The last thing Emily Hunt remembers about the afternoon of May 10 2015 is enjoying lunch at her favourite restaurant with her father, who was visiting from Ireland. Over Italian food and wine, the pair chatted about Hunt's future plans. The then 36-year-old strategy consultant, originally from New York, had just finalised her divorce and was looking forward to a date with a lawyer the following evening. She also had an exciting job interview on the horizon.
But just five hours later, Hunt woke up naked in a hotel bed next to a stranger, with no idea of how she got there.
The events of that evening - which Hunt still struggles to piece together - would come to dominate her life, placing her at the centre of a battle with the Crown Prosecution Service (CPS) that ultimately led to a change in prosecution policy.
The exhausting five-year campaign, which derailed Hunt’s life and drove her to the brink of suicide, culminated on Friday with the landmark conviction of the man she found herself in bed with. He was named last week for the first time as 40-year-old Christopher Killick, who is unemployed and lives with his mother in Brent, northwest London. He pleaded guilty to voyeurism at Thames magistrates court after he admitted making a 62-second video for the purposes of sexual gratification, without Hunt’s consent.
“It's pretty amazing,” Hunt says from her north London home. She has waived her right to anonymity and spoken widely about the case in an effort to stop anyone else going through the same nightmare.
“Even a couple of days before I wasn't really convinced I'd see justice.

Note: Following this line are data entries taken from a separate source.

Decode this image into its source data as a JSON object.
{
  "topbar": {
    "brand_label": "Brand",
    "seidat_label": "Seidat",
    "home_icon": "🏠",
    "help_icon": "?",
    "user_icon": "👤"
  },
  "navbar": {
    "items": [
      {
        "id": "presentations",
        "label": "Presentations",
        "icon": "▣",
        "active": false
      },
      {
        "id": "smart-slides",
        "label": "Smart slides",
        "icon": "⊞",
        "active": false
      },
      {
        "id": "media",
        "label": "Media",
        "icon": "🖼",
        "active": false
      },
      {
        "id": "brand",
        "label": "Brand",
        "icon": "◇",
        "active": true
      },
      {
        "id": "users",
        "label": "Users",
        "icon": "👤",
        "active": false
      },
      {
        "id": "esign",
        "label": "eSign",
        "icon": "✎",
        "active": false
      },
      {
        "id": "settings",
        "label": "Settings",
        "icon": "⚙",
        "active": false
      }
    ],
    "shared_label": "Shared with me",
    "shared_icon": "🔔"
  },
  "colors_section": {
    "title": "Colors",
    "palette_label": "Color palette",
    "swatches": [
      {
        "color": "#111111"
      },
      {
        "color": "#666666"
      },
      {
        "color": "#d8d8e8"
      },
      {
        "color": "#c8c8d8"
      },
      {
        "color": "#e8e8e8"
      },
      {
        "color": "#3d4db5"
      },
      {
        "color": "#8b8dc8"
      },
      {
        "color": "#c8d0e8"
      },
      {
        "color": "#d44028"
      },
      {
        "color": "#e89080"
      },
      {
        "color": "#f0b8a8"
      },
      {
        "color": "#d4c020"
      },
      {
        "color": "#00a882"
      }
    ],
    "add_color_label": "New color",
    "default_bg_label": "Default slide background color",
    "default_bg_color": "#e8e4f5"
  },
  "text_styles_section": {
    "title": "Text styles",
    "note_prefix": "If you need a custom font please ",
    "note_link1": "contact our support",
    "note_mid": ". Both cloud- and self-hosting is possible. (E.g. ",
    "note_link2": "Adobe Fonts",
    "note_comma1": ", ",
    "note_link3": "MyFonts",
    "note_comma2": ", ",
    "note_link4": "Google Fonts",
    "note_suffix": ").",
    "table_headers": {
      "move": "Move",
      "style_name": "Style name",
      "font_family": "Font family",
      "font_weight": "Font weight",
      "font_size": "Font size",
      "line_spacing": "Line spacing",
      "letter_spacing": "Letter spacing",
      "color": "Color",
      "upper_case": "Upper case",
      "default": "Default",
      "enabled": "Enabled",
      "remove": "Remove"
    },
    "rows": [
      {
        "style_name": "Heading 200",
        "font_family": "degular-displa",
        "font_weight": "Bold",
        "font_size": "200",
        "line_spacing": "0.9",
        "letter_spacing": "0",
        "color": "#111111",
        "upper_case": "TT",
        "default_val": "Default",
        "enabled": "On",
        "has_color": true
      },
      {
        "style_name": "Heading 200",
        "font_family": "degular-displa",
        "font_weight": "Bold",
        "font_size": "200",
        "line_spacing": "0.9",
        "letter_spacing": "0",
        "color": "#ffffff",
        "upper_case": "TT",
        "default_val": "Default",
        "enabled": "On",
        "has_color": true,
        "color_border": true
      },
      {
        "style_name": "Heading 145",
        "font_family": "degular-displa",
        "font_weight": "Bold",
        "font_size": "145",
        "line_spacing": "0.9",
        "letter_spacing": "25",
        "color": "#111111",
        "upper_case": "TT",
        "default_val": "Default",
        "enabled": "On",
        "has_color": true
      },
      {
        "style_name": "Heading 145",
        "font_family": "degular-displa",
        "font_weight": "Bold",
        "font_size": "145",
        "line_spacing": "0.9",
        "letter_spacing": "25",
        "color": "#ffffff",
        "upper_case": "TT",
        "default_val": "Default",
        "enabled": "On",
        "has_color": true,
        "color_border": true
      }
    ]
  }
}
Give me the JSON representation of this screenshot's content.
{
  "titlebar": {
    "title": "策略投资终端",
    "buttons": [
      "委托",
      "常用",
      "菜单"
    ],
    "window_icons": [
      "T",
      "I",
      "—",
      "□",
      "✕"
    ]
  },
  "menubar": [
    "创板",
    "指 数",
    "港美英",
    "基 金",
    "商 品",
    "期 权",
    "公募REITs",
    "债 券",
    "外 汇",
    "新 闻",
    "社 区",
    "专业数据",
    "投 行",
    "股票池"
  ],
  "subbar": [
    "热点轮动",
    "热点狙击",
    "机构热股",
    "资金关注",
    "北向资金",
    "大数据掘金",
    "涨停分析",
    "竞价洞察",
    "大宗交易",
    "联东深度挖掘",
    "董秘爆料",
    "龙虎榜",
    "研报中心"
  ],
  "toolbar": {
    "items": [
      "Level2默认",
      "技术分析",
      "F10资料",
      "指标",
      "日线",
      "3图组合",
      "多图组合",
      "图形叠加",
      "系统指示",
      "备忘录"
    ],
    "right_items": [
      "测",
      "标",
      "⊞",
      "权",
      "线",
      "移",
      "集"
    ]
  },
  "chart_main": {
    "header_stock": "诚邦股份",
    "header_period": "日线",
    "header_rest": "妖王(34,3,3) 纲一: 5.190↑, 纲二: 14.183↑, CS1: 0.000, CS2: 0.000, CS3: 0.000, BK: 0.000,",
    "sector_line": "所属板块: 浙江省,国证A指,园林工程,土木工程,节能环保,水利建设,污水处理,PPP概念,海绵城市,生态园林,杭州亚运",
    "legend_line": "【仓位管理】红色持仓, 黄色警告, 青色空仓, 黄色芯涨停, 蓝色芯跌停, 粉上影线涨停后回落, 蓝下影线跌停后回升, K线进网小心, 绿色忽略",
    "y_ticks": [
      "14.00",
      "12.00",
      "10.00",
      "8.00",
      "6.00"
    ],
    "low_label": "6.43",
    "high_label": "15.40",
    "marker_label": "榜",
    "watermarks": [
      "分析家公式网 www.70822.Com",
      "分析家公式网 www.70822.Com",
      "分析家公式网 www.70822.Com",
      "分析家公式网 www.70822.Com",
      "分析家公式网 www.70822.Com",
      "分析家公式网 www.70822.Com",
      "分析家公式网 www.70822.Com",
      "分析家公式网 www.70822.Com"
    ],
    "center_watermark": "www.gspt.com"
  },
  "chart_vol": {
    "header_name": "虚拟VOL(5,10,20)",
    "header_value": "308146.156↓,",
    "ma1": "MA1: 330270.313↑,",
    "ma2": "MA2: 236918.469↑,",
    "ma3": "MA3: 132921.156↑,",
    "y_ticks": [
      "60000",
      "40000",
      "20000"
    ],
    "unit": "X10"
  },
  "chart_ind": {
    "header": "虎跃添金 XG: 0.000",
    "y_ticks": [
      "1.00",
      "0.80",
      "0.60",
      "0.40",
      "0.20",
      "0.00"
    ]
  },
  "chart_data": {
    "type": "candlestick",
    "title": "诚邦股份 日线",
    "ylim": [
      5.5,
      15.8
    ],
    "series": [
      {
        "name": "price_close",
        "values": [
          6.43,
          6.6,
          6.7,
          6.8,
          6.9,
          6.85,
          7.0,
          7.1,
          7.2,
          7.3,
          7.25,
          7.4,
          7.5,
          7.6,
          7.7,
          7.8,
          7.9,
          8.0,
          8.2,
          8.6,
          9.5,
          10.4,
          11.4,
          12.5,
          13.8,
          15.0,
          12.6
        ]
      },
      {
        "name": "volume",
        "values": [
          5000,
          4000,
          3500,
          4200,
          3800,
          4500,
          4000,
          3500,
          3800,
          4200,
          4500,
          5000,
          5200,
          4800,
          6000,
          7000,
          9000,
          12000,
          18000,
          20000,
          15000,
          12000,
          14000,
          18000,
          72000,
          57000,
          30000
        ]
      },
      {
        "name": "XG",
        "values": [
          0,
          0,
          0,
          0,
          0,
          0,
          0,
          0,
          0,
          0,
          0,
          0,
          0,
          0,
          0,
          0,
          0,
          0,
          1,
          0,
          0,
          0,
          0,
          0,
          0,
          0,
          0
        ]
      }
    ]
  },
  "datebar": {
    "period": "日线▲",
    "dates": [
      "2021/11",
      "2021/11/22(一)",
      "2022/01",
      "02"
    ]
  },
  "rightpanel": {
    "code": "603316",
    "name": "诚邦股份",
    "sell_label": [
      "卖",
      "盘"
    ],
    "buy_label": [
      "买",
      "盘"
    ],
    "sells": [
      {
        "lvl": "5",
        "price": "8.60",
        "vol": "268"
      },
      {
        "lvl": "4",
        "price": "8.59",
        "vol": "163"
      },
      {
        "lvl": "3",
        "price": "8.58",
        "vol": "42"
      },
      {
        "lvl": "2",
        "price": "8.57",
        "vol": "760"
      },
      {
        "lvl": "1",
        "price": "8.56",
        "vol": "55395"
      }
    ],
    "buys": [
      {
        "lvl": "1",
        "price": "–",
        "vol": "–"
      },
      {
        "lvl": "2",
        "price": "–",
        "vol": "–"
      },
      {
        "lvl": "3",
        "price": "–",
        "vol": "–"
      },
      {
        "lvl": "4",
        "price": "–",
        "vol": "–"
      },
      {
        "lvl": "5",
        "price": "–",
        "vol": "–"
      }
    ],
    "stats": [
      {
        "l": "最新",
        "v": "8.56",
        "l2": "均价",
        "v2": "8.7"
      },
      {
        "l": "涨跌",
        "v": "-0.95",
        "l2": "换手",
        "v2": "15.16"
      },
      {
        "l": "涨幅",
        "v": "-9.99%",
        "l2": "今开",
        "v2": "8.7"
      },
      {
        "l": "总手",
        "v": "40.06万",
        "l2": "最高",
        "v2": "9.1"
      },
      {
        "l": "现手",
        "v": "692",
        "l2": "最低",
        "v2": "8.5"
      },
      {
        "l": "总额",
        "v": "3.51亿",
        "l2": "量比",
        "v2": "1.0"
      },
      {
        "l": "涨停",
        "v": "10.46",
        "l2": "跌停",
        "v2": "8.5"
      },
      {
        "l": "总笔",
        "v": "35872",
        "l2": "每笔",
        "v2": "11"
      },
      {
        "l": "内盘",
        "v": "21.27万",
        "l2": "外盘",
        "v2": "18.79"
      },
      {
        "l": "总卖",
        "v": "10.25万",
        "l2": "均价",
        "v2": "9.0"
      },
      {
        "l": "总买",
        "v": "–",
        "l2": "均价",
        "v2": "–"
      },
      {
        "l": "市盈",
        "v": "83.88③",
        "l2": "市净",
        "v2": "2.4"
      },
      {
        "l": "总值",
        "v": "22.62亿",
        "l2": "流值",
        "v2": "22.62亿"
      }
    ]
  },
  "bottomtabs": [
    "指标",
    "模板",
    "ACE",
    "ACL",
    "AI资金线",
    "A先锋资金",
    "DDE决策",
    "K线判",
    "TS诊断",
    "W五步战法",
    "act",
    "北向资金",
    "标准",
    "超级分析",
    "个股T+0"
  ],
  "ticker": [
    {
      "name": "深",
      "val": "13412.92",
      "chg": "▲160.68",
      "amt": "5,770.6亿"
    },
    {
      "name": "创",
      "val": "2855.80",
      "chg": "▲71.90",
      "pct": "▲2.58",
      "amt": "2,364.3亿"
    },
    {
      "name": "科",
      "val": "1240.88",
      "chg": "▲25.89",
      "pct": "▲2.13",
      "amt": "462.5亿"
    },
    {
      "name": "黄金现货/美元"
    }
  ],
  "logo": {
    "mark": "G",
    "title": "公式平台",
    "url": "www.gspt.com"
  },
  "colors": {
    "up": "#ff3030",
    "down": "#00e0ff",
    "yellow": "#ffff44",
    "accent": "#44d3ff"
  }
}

I was pleasantly surprised with how seriously they took it in court on Friday.”